Write out every line below that contains "this".

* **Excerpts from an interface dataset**
::::::::::

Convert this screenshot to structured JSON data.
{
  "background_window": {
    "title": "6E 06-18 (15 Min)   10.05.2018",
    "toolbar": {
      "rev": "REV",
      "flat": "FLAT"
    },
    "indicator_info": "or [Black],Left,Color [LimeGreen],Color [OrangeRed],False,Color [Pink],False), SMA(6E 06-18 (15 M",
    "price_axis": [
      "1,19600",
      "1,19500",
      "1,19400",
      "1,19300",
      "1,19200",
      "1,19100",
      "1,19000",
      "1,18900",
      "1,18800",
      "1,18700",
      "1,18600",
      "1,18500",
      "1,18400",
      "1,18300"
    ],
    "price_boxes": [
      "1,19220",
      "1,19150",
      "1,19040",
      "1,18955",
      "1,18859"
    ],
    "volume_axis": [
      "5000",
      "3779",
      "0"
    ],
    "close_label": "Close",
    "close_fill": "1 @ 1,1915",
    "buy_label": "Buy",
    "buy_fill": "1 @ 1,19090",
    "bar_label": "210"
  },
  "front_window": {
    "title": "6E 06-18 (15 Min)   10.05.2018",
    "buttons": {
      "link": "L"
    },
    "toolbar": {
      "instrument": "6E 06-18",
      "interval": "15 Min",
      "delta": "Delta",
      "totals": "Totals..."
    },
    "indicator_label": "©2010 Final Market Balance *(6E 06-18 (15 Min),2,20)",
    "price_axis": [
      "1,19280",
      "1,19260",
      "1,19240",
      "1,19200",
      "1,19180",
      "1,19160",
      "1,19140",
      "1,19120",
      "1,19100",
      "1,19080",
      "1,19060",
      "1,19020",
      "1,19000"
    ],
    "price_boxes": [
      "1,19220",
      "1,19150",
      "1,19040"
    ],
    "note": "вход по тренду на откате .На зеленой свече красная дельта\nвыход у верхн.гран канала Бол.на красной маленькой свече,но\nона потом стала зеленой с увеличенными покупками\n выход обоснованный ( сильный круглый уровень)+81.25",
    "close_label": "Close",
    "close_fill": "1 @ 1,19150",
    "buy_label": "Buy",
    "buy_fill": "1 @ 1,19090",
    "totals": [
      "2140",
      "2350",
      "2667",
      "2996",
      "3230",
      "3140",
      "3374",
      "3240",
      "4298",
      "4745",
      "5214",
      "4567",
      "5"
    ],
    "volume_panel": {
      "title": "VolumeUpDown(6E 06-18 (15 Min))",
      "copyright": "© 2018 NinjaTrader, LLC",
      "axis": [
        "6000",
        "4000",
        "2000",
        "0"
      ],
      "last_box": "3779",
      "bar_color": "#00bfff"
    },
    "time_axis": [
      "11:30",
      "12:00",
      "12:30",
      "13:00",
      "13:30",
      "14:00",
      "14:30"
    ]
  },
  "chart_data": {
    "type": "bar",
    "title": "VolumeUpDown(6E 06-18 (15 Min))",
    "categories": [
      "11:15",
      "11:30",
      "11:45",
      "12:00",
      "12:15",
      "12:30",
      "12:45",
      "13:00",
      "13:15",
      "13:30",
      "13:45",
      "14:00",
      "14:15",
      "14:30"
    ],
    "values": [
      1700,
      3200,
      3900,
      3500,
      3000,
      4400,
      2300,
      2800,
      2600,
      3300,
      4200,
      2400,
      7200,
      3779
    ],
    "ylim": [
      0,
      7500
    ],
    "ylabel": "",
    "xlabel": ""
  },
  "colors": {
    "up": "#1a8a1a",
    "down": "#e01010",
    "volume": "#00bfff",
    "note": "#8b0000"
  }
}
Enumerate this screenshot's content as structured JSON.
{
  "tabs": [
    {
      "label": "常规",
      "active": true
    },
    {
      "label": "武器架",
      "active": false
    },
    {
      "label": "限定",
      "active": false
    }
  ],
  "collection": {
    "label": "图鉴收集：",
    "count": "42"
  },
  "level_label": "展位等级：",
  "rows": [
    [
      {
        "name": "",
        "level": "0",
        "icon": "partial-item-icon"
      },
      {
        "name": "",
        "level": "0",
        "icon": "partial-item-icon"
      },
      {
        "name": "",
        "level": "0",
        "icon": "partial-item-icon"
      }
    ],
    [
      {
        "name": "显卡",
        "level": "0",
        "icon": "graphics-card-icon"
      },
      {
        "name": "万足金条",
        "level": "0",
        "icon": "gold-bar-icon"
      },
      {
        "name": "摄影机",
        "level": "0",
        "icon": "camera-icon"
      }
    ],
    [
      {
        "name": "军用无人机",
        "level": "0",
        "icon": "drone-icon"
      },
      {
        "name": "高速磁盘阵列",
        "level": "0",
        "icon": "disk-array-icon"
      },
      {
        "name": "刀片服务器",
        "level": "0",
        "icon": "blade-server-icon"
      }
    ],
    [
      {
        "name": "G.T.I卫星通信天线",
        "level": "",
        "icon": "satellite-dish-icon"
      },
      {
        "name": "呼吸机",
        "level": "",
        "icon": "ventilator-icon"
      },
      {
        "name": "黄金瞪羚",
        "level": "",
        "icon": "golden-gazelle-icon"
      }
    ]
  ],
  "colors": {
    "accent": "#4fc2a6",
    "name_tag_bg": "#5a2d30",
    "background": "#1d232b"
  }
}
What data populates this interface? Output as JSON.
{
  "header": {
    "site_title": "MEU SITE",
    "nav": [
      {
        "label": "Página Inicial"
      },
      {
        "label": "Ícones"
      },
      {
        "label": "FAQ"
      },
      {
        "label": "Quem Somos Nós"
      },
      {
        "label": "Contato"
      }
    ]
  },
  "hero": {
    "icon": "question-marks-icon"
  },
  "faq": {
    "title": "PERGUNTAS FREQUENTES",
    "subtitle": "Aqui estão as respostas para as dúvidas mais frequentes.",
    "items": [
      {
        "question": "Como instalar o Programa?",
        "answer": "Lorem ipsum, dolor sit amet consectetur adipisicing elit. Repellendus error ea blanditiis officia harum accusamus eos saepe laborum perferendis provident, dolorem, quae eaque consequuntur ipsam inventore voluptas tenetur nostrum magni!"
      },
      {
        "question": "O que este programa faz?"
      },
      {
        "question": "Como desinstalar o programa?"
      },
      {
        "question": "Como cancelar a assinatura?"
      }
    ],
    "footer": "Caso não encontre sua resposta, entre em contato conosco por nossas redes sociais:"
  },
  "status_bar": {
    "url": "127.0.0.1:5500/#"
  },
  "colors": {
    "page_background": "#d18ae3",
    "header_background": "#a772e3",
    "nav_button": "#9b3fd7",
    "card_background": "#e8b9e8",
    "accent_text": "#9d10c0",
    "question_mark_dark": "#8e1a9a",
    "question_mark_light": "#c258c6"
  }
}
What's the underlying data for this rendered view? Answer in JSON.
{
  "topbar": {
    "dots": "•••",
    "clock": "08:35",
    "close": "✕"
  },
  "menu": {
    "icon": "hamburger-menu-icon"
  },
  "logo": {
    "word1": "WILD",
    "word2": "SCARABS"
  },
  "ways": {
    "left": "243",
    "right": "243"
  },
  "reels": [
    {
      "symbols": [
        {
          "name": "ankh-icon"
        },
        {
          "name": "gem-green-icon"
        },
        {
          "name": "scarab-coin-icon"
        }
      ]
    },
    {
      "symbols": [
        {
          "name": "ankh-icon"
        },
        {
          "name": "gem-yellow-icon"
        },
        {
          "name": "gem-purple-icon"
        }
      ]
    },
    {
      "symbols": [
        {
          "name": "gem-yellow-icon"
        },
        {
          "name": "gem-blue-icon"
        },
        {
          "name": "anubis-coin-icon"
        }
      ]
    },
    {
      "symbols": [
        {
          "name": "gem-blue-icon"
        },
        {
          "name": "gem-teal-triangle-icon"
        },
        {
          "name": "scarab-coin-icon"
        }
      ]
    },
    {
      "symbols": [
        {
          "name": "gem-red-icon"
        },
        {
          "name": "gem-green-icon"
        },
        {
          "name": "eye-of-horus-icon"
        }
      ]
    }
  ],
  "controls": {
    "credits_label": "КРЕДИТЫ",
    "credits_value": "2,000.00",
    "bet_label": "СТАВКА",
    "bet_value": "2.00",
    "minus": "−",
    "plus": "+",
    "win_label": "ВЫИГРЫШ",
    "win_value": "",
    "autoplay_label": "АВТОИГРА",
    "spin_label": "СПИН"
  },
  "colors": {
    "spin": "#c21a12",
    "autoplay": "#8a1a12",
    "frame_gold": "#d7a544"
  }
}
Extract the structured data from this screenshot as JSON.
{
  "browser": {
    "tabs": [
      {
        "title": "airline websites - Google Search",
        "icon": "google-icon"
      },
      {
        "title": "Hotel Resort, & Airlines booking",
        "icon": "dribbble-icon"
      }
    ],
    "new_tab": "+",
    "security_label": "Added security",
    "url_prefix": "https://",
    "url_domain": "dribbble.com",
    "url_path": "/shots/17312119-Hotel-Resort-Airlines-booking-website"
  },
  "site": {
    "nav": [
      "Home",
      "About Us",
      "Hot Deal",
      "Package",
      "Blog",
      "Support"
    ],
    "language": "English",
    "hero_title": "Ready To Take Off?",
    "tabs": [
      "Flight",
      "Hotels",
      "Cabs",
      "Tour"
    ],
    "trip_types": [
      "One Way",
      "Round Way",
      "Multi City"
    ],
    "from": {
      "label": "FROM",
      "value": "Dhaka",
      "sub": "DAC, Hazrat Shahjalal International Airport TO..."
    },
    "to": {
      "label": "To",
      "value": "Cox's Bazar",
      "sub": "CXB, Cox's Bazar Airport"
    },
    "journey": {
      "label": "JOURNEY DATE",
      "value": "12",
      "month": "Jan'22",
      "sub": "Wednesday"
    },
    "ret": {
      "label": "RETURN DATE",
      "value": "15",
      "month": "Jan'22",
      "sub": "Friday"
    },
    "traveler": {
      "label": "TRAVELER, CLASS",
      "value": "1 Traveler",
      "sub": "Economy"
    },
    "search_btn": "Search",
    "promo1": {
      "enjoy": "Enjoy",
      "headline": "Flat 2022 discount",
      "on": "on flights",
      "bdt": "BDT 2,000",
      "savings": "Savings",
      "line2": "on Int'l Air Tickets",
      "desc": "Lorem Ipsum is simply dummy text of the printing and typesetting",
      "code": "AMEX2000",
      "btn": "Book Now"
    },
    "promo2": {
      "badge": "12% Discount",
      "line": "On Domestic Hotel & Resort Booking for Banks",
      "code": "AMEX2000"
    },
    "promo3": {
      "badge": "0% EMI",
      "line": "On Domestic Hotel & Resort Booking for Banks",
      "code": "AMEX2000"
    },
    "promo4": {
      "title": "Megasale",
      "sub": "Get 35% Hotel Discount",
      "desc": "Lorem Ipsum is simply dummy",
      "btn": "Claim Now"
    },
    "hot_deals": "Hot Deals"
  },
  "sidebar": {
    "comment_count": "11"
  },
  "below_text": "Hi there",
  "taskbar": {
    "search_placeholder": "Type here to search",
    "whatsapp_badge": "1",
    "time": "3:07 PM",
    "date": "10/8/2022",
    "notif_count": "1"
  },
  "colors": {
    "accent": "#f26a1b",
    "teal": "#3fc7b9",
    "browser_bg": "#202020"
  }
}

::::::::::

* **Exercise output**
Convert this screenshot to structured JSON data.
Enumerate this screenshot's content as structured JSON.
What data populates this interface? Output as JSON.
What's the underlying data for this rendered view? Answer in JSON.
Extract the structured data from this screenshot as JSON.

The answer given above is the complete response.